• _What is being asked_
Copy each line of the data exactly. Leave nothing out.

Component data from apps and pages
= Beginning of Section =
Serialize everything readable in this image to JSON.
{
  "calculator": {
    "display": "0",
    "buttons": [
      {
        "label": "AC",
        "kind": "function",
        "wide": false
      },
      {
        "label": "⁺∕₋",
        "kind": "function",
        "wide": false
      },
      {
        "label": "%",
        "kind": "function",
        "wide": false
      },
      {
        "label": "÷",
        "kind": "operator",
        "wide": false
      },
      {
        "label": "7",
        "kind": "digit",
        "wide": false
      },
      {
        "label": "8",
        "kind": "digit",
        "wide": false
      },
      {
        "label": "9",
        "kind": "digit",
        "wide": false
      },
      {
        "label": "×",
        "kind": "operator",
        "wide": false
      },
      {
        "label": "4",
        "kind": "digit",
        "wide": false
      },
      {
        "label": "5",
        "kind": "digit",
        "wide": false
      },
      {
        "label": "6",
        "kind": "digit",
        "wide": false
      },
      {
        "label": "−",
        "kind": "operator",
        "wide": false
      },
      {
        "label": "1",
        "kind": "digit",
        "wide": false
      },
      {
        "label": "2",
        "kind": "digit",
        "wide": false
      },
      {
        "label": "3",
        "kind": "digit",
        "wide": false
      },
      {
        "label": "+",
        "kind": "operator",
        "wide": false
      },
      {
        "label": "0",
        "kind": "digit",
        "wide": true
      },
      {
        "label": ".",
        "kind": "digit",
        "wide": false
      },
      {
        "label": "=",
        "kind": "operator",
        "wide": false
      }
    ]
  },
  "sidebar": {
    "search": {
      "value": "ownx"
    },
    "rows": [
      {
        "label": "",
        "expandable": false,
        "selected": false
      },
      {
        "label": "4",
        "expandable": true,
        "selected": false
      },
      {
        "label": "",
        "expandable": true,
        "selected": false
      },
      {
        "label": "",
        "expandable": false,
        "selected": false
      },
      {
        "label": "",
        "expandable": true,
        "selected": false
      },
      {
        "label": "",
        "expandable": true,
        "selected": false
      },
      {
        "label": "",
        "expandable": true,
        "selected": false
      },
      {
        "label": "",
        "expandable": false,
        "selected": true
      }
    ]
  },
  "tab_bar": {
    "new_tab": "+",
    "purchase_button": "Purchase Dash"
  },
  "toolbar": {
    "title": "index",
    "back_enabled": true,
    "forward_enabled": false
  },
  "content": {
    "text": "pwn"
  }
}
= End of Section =
• _Response below_
Serialize everything readable in this image to JSON.
{
  "calculator": {
    "display": "0",
    "buttons": [
      {
        "label": "AC",
        "kind": "function",
        "wide": false
      },
      {
        "label": "⁺∕₋",
        "kind": "function",
        "wide": false
      },
      {
        "label": "%",
        "kind": "function",
        "wide": false
      },
      {
        "label": "÷",
        "kind": "operator",
        "wide": false
      },
      {
        "label": "7",
        "kind": "digit",
        "wide": false
      },
      {
        "label": "8",
        "kind": "digit",
        "wide": false
      },
      {
        "label": "9",
        "kind": "digit",
        "wide": false
      },
      {
        "label": "×",
        "kind": "operator",
        "wide": false
      },
      {
        "label": "4",
        "kind": "digit",
        "wide": false
      },
      {
        "label": "5",
        "kind": "digit",
        "wide": false
      },
      {
        "label": "6",
        "kind": "digit",
        "wide": false
      },
      {
        "label": "−",
        "kind": "operator",
        "wide": false
      },
      {
        "label": "1",
        "kind": "digit",
        "wide": false
      },
      {
        "label": "2",
        "kind": "digit",
        "wide": false
      },
      {
        "label": "3",
        "kind": "digit",
        "wide": false
      },
      {
        "label": "+",
        "kind": "operator",
        "wide": false
      },
      {
        "label": "0",
        "kind": "digit",
        "wide": true
      },
      {
        "label": ".",
        "kind": "digit",
        "wide": false
      },
      {
        "label": "=",
        "kind": "operator",
        "wide": false
      }
    ]
  },
  "sidebar": {
    "search": {
      "value": "ownx"
    },
    "rows": [
      {
        "label": "",
        "expandable": false,
        "selected": false
      },
      {
        "label": "4",
        "expandable": true,
        "selected": false
      },
      {
        "label": "",
        "expandable": true,
        "selected": false
      },
      {
        "label": "",
        "expandable": false,
        "selected": false
      },
      {
        "label": "",
        "expandable": true,
        "selected": false
      },
      {
        "label": "",
        "expandable": true,
        "selected": false
      },
      {
        "label": "",
        "expandable": true,
        "selected": false
      },
      {
        "label": "",
        "expandable": false,
        "selected": true
      }
    ]
  },
  "tab_bar": {
    "new_tab": "+",
    "purchase_button": "Purchase Dash"
  },
  "toolbar": {
    "title": "index",
    "back_enabled": true,
    "forward_enabled": false
  },
  "content": {
    "text": "pwn"
  }
}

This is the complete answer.